[EXERCISE DESCRIPTION]:
Read through the entries below and return each line with the word "title".

Segment Start: DATA SUPPLIED

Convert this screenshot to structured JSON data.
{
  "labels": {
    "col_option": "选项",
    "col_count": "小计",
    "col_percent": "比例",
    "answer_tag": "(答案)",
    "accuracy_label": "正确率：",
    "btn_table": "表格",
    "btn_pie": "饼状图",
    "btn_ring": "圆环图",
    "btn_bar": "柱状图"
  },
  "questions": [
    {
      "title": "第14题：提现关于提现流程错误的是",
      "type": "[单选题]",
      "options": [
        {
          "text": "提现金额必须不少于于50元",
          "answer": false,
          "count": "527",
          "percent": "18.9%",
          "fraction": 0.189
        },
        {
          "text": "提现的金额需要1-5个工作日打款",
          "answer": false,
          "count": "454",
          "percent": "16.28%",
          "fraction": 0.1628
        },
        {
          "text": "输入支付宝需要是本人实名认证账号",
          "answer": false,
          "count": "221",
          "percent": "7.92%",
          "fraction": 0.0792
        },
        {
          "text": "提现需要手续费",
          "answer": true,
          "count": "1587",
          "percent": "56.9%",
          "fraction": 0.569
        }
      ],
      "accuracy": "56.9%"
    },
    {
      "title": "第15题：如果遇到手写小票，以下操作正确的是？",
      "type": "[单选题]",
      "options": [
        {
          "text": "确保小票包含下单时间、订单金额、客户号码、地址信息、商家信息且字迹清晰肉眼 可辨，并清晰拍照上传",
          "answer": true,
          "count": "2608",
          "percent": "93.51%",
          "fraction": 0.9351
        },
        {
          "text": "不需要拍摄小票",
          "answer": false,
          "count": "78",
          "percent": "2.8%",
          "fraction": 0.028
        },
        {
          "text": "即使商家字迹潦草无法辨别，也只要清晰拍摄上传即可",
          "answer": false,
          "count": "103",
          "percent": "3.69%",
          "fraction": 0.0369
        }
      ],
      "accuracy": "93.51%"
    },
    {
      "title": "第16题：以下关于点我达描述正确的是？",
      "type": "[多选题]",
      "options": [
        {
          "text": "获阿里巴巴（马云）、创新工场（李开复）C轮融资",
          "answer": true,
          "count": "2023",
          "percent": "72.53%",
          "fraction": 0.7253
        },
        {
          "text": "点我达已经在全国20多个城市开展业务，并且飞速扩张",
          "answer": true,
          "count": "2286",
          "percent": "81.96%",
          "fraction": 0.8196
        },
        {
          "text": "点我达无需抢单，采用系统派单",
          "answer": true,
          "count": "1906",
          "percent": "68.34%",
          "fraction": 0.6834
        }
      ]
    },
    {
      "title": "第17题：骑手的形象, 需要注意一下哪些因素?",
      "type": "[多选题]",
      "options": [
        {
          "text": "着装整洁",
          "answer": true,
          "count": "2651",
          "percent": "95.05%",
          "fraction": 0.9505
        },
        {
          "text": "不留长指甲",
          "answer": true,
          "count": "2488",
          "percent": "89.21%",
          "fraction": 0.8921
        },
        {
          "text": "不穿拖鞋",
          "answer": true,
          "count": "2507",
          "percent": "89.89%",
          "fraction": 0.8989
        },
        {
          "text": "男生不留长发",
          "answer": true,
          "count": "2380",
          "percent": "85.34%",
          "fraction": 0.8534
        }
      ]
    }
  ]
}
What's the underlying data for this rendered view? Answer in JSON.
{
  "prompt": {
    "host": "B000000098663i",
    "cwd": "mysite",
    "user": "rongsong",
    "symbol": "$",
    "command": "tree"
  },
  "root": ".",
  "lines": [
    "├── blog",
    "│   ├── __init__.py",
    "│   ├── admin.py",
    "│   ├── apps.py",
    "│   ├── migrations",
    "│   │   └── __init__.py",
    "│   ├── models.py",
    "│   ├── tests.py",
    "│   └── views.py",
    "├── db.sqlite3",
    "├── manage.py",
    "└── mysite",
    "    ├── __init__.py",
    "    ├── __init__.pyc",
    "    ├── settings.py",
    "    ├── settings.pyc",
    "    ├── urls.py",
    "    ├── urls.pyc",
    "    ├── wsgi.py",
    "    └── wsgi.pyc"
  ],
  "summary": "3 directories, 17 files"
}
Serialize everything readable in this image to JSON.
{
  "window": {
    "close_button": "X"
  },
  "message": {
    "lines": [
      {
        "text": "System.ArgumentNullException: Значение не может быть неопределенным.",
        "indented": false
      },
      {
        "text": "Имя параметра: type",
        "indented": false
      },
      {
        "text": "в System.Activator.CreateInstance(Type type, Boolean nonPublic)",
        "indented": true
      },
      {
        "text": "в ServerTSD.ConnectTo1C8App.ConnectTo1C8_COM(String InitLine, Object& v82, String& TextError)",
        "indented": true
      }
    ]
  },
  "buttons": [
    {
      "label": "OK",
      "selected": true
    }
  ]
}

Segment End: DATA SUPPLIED

[WRITTEN REPLY]:
      "title": "第14题：提现关于提现流程错误的是",
      "title": "第15题：如果遇到手写小票，以下操作正确的是？",
      "title": "第16题：以下关于点我达描述正确的是？",
      "title": "第17题：骑手的形象, 需要注意一下哪些因素?",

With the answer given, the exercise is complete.